--- START ---

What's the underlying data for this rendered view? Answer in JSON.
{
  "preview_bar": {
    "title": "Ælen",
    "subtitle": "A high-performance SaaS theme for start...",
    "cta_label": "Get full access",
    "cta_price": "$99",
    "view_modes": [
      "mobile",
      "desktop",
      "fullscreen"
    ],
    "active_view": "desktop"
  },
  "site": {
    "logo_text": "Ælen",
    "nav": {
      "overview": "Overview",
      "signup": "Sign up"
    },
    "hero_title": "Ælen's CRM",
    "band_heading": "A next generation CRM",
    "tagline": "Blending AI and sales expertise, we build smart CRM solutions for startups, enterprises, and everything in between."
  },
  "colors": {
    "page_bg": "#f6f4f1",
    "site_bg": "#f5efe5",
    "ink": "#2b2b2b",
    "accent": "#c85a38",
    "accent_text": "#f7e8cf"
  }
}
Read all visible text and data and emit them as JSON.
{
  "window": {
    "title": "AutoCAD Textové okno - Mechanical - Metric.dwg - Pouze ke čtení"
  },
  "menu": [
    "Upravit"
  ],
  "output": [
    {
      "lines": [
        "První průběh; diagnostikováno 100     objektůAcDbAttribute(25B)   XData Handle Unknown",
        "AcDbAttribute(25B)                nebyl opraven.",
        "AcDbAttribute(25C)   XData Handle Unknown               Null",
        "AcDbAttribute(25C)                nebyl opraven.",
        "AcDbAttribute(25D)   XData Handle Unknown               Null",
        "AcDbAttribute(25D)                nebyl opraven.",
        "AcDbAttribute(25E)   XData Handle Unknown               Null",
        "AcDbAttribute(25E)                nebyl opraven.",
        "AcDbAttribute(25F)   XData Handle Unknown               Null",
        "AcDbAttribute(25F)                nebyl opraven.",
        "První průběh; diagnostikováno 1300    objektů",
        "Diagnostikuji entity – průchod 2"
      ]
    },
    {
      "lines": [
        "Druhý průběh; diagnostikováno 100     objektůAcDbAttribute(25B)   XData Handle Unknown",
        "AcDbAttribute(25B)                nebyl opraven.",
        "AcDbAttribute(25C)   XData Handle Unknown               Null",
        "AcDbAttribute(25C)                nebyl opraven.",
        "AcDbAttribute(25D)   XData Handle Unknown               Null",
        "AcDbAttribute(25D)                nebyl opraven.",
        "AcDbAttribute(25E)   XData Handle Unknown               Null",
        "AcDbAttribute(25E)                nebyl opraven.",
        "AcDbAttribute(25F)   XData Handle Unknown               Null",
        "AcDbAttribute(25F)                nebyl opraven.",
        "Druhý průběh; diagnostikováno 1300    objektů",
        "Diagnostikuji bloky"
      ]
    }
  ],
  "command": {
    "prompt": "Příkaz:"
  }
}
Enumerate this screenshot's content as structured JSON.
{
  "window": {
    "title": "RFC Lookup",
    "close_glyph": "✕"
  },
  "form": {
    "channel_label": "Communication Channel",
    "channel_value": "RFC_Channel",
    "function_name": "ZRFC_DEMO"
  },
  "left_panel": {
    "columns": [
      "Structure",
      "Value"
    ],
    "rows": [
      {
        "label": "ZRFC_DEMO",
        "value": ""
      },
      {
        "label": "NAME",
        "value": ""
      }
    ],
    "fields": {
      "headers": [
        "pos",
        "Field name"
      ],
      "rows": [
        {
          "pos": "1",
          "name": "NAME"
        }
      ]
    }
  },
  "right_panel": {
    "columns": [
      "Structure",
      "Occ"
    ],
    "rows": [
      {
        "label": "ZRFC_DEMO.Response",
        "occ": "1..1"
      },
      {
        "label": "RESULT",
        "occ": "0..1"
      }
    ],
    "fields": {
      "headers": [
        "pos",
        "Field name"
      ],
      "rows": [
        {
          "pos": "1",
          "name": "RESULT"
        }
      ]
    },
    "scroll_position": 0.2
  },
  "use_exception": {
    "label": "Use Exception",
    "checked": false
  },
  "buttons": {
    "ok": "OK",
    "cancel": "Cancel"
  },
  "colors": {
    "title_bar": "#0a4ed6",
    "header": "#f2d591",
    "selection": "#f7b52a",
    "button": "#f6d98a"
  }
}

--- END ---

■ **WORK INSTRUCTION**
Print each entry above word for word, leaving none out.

■ **TASK OUTPUT**
What's the underlying data for this rendered view? Answer in JSON.
{
  "preview_bar": {
    "title": "Ælen",
    "subtitle": "A high-performance SaaS theme for start...",
    "cta_label": "Get full access",
    "cta_price": "$99",
    "view_modes": [
      "mobile",
      "desktop",
      "fullscreen"
    ],
    "active_view": "desktop"
  },
  "site": {
    "logo_text": "Ælen",
    "nav": {
      "overview": "Overview",
      "signup": "Sign up"
    },
    "hero_title": "Ælen's CRM",
    "band_heading": "A next generation CRM",
    "tagline": "Blending AI and sales expertise, we build smart CRM solutions for startups, enterprises, and everything in between."
  },
  "colors": {
    "page_bg": "#f6f4f1",
    "site_bg": "#f5efe5",
    "ink": "#2b2b2b",
    "accent": "#c85a38",
    "accent_text": "#f7e8cf"
  }
}
Read all visible text and data and emit them as JSON.
{
  "window": {
    "title": "AutoCAD Textové okno - Mechanical - Metric.dwg - Pouze ke čtení"
  },
  "menu": [
    "Upravit"
  ],
  "output": [
    {
      "lines": [
        "První průběh; diagnostikováno 100     objektůAcDbAttribute(25B)   XData Handle Unknown",
        "AcDbAttribute(25B)                nebyl opraven.",
        "AcDbAttribute(25C)   XData Handle Unknown               Null",
        "AcDbAttribute(25C)                nebyl opraven.",
        "AcDbAttribute(25D)   XData Handle Unknown               Null",
        "AcDbAttribute(25D)                nebyl opraven.",
        "AcDbAttribute(25E)   XData Handle Unknown               Null",
        "AcDbAttribute(25E)                nebyl opraven.",
        "AcDbAttribute(25F)   XData Handle Unknown               Null",
        "AcDbAttribute(25F)                nebyl opraven.",
        "První průběh; diagnostikováno 1300    objektů",
        "Diagnostikuji entity – průchod 2"
      ]
    },
    {
      "lines": [
        "Druhý průběh; diagnostikováno 100     objektůAcDbAttribute(25B)   XData Handle Unknown",
        "AcDbAttribute(25B)                nebyl opraven.",
        "AcDbAttribute(25C)   XData Handle Unknown               Null",
        "AcDbAttribute(25C)                nebyl opraven.",
        "AcDbAttribute(25D)   XData Handle Unknown               Null",
        "AcDbAttribute(25D)                nebyl opraven.",
        "AcDbAttribute(25E)   XData Handle Unknown               Null",
        "AcDbAttribute(25E)                nebyl opraven.",
        "AcDbAttribute(25F)   XData Handle Unknown               Null",
        "AcDbAttribute(25F)                nebyl opraven.",
        "Druhý průběh; diagnostikováno 1300    objektů",
        "Diagnostikuji bloky"
      ]
    }
  ],
  "command": {
    "prompt": "Příkaz:"
  }
}
Enumerate this screenshot's content as structured JSON.
{
  "window": {
    "title": "RFC Lookup",
    "close_glyph": "✕"
  },
  "form": {
    "channel_label": "Communication Channel",
    "channel_value": "RFC_Channel",
    "function_name": "ZRFC_DEMO"
  },
  "left_panel": {
    "columns": [
      "Structure",
      "Value"
    ],
    "rows": [
      {
        "label": "ZRFC_DEMO",
        "value": ""
      },
      {
        "label": "NAME",
        "value": ""
      }
    ],
    "fields": {
      "headers": [
        "pos",
        "Field name"
      ],
      "rows": [
        {
          "pos": "1",
          "name": "NAME"
        }
      ]
    }
  },
  "right_panel": {
    "columns": [
      "Structure",
      "Occ"
    ],
    "rows": [
      {
        "label": "ZRFC_DEMO.Response",
        "occ": "1..1"
      },
      {
        "label": "RESULT",
        "occ": "0..1"
      }
    ],
    "fields": {
      "headers": [
        "pos",
        "Field name"
      ],
      "rows": [
        {
          "pos": "1",
          "name": "RESULT"
        }
      ]
    },
    "scroll_position": 0.2
  },
  "use_exception": {
    "label": "Use Exception",
    "checked": false
  },
  "buttons": {
    "ok": "OK",
    "cancel": "Cancel"
  },
  "colors": {
    "title_bar": "#0a4ed6",
    "header": "#f2d591",
    "selection": "#f7b52a",
    "button": "#f6d98a"
  }
}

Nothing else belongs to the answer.